December 1, 2015

Jack St. Clair Kilby

Jack St. Clair Kilby was born November 8, 1923 in Jefferson City, Missouri, grew up and attended school in Great Bend, Kansas, where he graduated from Great Bend High School. He received his bachelor of science degree from the University of Illinois at Urbana-Champaign, where he was an honorary member of Acacia Fraternity. In 1947, he received a degree in Electrical Engineering. He obtained his master of science in Electrical Engineering from the University of Wisconsin-Extension in Milwaukee  in 1950, while simultaneously working at Centralab in Milwaukee.

In mid-1958, as a newly employed engineer at Texas Instruments, Kilby did not yet have the right to vacation time, so he spent the summer working on the problem in circuit design that was commonly called the "tyranny of numbers" and finally came to the conclusion that manufacturing the circuit components en masse in a single piece of semiconductor material could provide a solution. On September 12 he presented his findings to management: a piece of germanium with an oscilloscope attached; he pressed a switch, and the oscilloscope showed a continuous sine wave, proving that his integrated circuit worked and thus that he had solved the problem. U.S. Patent 3,138,743 for "Miniaturized Electronic Circuits", the first integrated circuit, was filed on February 6, 1959. Along with Robert Noyce (who independently made a similar circuit a few months later), Kilby is generally credited as co-inventor of the integrated circuit.

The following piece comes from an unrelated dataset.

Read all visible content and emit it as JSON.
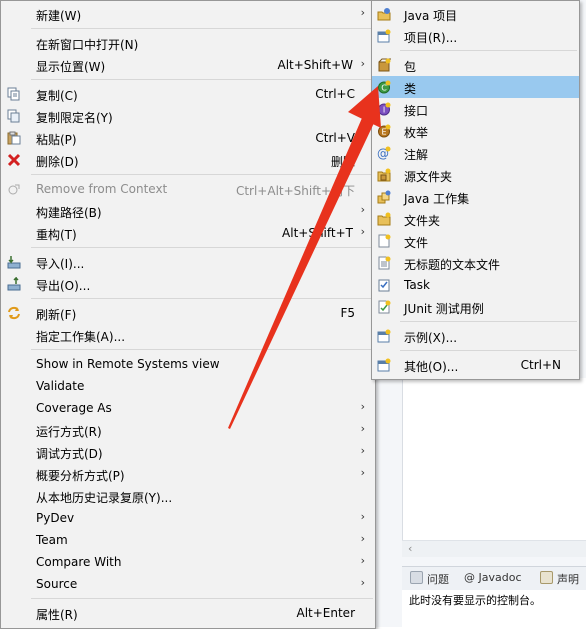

Kilby went on to pioneer military, industrial, and commercial applications of microchip technology. He headed teams that built both the first military system and the first computer incorporating integrated circuits and later co-invented both the hand-held calculator and the thermal printer that was used in portable data terminals. In 1970, he took a leave of absence from TI to work as an independent inventor. He explored, among other subjects, the use of silicon technology for generating electrical power from sunlight. From 1978 to 1984 he held the position of Distinguished Professor of Electrical Engineering at Texas A&M University. In 1983, he retired from Texas Instruments.

He is also the recipient of the nation’s most prestigious honors in science and engineering: the National Medal of Science in 1969 and the National Medal of Technology in 1990. In 1982, he was inducted into the National Inventors Hall of Fame. In 2000, Kilby was awarded the Nobel Prize in Physics for his breakthrough discovery. He died of cancer on June 20, 2005 at the age of 81 in Dallas, and encrypted in Sparkman-Hillcrest Cemetery.

GPS Coordinates
32° 52.100, -096° 46.832

Hillcrest Mausoleum
Sparkman-Hillcrest Memorial Park Cemetery
Dallas

1 comment:

  1. I remember us going there. Very homey and cozy.

    ReplyDelete